On the surface she may seem perfect for you -- but dig a little deeper and you'll find that's definitely not the case. That instant physical attraction isn't enough to sustain a long-lasting relationship.
Below, experts share eight signs your Mr. or Ms. Right is all wrong for you.
1. They roll their eyes at you.
Who has time for eye rolling -- or any other contemptuous behavior -- at this point in the relationship? If they're doing it now, in public or in private, it's only going to get worse later on, said Marcia Naomi Berger, a psychotherapist and the author of Marriage Meetings for Lasting Love.
"In effect, a partner who behaves this way is being both disrespectful and disloyal," she said. "If your partner is annoyed with you, then looks to whoever else is in the room with a knowing glance to imply that you're being ridiculous, he's allying himself with the wrong person. Loyalty should lie first and foremost with each other, even when imperfections surface."
2. They're withdrawn from the start.
Playing hard to get works if you're in the tenth grade. Otherwise, you need someone who's upfront about their feelings and won't run for the hills when the relationship becomes a little more complicated, said Virginia Gilbert, a marriage and family therapist based in Los Angeles.
"Does she vanish into the ether when you have a personal problem? Does he sulk and storm out of the room when you try to resolve a squabble? If so, then you're with the wrong person," she told HuffPost. "Chasing after someone who’s emotionally unavailable will just make the other person feel smothered -- and withdraw further -- while you seethe with resentment."
In the end, it's "better to save yourself decades of futility and move on to someone who’s capable of genuine intimacy," Gilbert said.
3. They're too dependent.
It's natural to want to spend every waking hour together in the beginning -- but if you want to keep things interesting and fresh, you need to have separate lives and identities, said Kristin Davin, a New York City-based psychologist.
"This becomes an issue when there is no space to do individual things, especially if the partner who wants to be together all the time feels threatened by the desire from the other for time alone or with friends," she said. "It wears on people and starts to become suffocating and unhealthy."
4. They're attached to their cell phone.
It may not be as bad as physically cheating, but choosing your smartphone over your partner is a form of cheating, said Marina Sbrochi, the author of Stop Looking for a Husband: Find the Love of Your Life. (Plus, at this point in the relationship, you should be ten times more interesting than whatever app they're thumbing through.)
"What's missing is their presence," she said. "It’s as if you can see your partner, but they don’t see you and you aren’t interacting with them. You'll spend your time waiting for your partner to give up the phone but they can’t. Not good."
5. They aren't straight with you about their plans for the future.
The two of you should feel comfortable discussing the important questions in a relationship: If and how you'll raise the kids; how involved your families will be in your lives; your idea of budgeting.
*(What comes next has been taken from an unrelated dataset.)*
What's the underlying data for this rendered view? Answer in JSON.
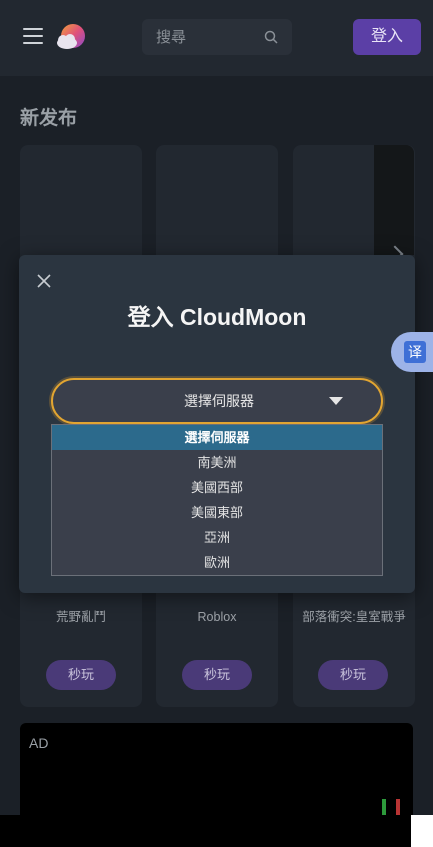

If your S.O. gets fidgety whenever you bring up the future, you may be in for a world of surprises as your connection deepens, Sborchi said.
"You may be in for a gut smack," she said. "Don't miss the clues along the way and end up with someone that 'finds' themselves later on."
6. They play the victim.
Walk, don't run, if your new boo has a long list of grievances against everyone they've ever dated or been in a relationship with, Gilbert said.
"It's worrisome if all his exes were 'crazy' or everyone close to him has let him down," she said. "If the person with whom you hope to spend the rest of your life blames all their problems on other people or circumstances, guess what’s in store for you? An apocalyptic divorce and custody battle. Save yourself a lifetime of chaos and find someone who’s a responsible adult."
7. They're not on the same page as you financially.
If you can't get it together financially, there's a good chance that you're not going to be together in the long run, Davin said. Studies have shown that financial problems are a main contributor to divorce.
"If not addressed, things like overspending or financial debts can significantly impact the sustainability of the marriage," she said. "People do think about their money differently; it's not so much the differences but how they are managed, handled and talked about (or not) that makes it a game changer."
8. They stonewall you.
Stonewalling occurs when one partner withdraws from the interaction or argument, closing themselves off to what the other has to say. If your S.O. walks away when you ask them to put the dishes away or go to a family get-together, expect more of the same later on, Berger said.
"While men and women stonewall, men are more likely to do it than women because men are more likely to feel overwhelmed by emotions and want to escape," she said. "If this issue continues to go unaddressed, the stonewalled partner will become increasingly frustrated and too resentful to remain in the marriage."